Requirement: Looking at the records below, please work out how many lines contain the word "heading" and give the number alone.

Task input:
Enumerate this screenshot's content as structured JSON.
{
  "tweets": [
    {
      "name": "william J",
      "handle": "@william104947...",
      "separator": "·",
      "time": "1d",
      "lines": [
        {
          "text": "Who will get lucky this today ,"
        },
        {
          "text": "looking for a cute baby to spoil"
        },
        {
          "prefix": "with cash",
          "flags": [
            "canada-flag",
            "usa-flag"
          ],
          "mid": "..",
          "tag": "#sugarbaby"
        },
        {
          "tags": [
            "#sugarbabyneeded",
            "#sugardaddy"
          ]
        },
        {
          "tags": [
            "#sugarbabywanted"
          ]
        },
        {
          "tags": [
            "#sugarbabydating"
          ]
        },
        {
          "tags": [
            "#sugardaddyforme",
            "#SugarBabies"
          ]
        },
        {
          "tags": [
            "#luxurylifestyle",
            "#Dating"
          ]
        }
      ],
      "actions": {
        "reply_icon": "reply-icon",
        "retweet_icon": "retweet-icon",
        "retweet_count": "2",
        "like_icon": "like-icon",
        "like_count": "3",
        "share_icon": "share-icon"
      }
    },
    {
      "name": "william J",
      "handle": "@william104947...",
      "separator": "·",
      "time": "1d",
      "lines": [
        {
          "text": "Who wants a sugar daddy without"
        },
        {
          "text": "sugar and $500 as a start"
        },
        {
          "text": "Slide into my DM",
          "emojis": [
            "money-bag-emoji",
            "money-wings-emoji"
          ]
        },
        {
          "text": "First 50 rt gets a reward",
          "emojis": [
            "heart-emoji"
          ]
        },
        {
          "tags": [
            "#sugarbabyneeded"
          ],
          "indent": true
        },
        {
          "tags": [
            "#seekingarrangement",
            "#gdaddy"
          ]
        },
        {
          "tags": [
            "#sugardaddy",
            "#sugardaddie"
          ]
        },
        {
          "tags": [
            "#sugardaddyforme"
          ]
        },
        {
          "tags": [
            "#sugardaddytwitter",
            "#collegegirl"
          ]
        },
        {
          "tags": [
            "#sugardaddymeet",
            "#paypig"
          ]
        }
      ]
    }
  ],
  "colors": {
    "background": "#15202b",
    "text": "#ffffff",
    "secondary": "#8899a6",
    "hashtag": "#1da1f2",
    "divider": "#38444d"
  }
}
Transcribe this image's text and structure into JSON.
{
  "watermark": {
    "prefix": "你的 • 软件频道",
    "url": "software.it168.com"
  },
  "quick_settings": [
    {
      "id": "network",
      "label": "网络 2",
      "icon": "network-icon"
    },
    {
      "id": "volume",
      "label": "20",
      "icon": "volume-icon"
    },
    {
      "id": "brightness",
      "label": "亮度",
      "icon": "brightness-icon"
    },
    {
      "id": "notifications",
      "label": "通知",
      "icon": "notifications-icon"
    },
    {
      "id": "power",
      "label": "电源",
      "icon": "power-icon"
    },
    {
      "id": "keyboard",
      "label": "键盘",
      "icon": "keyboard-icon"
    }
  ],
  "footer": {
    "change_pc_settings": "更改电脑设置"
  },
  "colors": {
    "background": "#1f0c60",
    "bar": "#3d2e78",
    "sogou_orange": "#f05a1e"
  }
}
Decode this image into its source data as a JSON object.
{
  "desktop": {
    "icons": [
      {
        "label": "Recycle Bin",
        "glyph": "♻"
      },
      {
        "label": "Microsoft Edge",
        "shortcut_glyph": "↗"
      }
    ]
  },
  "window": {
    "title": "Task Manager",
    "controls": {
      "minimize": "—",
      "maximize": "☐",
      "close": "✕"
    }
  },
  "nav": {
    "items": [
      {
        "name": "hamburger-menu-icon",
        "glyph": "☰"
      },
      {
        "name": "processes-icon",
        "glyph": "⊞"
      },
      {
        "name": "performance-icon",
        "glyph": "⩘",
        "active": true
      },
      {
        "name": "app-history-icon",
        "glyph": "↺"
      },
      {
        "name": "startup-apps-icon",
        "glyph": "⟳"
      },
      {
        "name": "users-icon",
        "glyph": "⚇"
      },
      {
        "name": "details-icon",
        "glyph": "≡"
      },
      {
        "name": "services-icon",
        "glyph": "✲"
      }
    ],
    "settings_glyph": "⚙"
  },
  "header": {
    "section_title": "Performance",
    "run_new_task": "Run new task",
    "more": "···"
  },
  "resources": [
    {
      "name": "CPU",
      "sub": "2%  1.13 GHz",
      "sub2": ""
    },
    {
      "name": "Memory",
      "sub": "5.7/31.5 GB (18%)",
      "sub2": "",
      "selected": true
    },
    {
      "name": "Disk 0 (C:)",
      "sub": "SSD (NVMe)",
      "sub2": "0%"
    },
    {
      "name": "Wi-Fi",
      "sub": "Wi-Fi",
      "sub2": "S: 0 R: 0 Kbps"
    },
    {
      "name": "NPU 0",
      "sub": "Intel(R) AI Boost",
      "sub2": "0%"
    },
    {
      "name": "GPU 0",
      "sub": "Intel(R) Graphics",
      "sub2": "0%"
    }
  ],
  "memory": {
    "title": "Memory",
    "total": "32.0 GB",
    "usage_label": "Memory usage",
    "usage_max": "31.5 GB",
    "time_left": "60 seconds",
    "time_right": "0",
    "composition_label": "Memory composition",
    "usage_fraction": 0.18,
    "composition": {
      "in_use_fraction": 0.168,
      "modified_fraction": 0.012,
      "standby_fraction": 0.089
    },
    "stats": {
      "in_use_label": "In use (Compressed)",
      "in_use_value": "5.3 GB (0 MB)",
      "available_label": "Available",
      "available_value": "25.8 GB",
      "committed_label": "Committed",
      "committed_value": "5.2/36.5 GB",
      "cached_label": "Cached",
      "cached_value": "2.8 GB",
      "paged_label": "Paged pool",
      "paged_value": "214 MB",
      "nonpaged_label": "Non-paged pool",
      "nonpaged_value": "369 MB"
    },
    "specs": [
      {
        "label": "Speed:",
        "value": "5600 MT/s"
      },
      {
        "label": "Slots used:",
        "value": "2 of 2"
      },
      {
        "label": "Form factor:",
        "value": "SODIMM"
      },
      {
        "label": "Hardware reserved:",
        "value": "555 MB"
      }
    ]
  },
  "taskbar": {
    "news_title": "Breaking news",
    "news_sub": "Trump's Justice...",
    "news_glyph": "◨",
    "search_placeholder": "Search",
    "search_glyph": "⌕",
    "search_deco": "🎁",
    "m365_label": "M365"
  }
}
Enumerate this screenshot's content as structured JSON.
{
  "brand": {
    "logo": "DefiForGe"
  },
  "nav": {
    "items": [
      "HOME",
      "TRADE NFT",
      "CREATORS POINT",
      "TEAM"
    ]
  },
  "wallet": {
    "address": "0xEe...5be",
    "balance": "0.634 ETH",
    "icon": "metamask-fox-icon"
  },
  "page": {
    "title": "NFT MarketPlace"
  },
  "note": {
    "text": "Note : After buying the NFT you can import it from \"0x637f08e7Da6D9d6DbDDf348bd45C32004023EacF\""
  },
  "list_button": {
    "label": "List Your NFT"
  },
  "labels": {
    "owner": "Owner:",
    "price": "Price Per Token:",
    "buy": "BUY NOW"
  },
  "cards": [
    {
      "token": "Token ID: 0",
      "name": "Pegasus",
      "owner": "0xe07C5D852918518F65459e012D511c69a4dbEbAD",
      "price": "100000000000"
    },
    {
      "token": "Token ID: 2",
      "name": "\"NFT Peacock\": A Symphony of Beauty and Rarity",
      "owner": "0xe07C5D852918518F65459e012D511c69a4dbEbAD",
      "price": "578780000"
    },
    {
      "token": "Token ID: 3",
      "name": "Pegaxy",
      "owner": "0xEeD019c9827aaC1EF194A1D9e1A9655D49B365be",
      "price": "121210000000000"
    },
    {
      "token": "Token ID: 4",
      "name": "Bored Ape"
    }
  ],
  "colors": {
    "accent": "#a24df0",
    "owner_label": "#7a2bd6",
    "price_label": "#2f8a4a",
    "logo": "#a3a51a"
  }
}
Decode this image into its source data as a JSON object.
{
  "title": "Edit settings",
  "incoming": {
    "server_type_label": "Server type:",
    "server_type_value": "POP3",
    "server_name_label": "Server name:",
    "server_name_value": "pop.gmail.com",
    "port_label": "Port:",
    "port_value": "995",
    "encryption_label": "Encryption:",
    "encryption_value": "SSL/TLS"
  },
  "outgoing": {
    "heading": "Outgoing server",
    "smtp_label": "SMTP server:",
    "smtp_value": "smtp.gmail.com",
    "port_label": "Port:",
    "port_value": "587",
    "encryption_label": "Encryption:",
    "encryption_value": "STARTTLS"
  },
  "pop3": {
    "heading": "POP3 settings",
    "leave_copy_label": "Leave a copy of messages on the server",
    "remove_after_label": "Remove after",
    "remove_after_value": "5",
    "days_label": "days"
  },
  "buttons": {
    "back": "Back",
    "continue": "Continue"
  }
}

Result for this exercise: 2